Exercise
Each line of the data holding "Farbton" should be found and copied.

Data for processing
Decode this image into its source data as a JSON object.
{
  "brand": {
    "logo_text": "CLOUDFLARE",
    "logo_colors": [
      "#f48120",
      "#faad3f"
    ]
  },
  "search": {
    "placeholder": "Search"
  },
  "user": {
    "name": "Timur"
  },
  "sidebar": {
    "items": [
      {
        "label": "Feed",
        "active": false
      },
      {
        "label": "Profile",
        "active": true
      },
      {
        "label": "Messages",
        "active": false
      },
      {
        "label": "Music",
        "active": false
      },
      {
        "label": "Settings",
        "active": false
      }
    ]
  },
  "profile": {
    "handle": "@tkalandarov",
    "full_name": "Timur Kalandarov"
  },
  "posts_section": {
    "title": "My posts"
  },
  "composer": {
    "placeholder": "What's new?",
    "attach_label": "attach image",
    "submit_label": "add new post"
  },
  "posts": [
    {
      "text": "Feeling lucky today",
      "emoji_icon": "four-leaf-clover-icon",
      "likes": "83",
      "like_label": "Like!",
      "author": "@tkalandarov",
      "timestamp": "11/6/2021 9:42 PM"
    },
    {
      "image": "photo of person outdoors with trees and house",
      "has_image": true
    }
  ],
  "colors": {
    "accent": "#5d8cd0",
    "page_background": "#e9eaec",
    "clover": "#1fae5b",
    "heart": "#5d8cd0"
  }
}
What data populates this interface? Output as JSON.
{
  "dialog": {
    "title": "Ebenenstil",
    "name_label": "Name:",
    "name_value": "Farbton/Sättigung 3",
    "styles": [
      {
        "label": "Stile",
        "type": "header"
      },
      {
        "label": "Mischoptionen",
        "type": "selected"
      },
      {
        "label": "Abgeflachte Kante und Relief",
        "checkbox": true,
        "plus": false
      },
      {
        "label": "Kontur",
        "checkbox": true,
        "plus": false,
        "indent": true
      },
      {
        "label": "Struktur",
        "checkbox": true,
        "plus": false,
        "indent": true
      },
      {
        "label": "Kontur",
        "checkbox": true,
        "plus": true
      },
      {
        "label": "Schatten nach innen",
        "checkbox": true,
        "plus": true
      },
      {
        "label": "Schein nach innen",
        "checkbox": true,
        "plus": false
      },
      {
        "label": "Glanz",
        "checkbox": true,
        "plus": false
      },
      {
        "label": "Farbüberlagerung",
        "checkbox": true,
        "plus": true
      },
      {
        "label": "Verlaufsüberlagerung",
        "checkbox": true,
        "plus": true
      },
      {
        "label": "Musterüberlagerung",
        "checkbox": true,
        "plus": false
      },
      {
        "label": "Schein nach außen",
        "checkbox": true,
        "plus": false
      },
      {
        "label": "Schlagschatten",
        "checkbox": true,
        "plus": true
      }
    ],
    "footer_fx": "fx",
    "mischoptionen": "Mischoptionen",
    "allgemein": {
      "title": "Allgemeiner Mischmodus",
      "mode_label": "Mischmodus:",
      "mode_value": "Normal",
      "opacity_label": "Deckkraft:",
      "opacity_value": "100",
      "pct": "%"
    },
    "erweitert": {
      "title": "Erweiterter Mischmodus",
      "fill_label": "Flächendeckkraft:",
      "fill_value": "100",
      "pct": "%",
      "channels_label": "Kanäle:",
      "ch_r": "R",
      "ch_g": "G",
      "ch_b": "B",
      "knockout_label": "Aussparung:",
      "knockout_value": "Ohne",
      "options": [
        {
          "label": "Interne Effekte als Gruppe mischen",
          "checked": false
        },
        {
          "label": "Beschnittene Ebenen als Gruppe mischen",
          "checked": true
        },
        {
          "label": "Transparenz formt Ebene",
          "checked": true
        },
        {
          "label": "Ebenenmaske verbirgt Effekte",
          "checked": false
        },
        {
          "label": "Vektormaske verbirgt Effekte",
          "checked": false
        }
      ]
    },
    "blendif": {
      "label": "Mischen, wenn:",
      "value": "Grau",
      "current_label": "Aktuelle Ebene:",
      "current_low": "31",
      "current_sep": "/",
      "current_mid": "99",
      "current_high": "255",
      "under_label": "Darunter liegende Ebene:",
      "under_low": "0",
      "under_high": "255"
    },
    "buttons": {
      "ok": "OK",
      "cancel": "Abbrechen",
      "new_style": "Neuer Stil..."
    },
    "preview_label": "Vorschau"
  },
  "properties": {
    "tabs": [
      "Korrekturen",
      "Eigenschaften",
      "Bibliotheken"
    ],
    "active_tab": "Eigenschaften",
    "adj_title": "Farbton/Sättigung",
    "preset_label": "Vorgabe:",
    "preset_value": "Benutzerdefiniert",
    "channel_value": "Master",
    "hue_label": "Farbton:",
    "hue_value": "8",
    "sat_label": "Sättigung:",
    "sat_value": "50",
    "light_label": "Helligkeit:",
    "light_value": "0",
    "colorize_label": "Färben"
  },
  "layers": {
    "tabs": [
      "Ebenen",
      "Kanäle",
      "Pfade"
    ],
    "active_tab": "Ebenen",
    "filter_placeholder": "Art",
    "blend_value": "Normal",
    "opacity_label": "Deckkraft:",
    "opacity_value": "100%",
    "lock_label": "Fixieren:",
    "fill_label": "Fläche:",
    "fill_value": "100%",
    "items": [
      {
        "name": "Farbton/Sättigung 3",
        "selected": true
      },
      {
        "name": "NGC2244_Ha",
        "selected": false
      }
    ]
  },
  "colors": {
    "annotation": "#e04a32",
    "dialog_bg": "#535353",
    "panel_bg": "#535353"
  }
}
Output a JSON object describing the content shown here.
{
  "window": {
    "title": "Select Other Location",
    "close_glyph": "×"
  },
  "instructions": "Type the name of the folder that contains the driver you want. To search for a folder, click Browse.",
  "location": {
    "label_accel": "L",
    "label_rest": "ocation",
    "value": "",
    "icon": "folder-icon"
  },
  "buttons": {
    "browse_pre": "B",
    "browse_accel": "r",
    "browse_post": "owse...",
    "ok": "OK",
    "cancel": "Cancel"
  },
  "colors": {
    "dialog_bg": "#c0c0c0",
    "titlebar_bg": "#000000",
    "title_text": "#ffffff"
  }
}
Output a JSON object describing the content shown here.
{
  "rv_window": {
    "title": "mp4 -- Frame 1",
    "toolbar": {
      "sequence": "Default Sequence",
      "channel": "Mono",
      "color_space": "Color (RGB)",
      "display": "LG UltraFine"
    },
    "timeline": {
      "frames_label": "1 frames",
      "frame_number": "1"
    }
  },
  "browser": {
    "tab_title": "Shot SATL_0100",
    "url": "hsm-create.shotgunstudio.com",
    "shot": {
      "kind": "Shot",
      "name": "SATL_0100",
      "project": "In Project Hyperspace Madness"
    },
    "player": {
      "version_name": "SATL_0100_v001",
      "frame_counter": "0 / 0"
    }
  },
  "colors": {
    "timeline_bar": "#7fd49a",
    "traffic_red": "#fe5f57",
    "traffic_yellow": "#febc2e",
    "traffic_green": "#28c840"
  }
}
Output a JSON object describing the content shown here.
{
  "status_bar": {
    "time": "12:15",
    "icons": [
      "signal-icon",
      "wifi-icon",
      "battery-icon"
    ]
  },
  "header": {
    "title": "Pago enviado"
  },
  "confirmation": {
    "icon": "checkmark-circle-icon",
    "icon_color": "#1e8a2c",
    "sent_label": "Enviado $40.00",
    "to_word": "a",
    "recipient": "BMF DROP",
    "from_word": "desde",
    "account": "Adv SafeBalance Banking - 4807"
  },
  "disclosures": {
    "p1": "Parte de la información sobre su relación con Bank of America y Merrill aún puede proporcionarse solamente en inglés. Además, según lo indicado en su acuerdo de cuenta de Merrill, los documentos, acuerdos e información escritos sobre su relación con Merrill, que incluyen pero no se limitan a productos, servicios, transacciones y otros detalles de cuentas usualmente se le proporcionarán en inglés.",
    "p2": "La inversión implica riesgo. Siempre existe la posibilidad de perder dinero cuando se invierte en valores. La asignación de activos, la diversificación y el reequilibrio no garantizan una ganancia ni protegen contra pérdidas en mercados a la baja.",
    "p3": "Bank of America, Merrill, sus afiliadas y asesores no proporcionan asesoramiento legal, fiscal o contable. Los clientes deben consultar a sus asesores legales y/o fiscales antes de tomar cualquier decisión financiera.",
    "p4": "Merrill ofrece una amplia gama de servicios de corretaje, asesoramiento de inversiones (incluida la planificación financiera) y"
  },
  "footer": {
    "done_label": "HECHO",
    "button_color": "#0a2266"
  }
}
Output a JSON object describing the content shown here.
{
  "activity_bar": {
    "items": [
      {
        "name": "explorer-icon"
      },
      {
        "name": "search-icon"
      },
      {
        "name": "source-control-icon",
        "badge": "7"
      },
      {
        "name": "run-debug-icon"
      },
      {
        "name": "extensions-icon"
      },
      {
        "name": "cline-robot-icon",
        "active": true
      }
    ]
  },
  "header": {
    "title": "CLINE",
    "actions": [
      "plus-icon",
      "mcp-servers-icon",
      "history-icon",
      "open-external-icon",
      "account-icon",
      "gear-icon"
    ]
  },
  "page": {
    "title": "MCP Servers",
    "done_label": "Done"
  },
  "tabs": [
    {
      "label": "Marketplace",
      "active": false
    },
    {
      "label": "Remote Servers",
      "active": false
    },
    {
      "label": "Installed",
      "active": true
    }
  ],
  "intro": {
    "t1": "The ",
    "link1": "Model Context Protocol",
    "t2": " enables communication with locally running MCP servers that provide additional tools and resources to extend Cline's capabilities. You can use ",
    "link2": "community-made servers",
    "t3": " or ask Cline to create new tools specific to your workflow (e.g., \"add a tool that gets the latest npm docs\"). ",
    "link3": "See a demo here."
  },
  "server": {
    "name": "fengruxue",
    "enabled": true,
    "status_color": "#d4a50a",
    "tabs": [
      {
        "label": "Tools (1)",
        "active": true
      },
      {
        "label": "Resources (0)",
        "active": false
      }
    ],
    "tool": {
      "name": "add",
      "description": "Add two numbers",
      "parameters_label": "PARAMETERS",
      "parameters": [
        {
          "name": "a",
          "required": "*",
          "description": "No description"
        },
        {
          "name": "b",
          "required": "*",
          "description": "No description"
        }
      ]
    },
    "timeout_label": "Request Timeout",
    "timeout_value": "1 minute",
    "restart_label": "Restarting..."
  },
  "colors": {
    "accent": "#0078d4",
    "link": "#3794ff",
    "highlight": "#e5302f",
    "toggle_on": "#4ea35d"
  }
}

Answer to this exercise
    "name_value": "Farbton/Sättigung 3",
    "adj_title": "Farbton/Sättigung",
    "hue_label": "Farbton:",
        "name": "Farbton/Sättigung 3",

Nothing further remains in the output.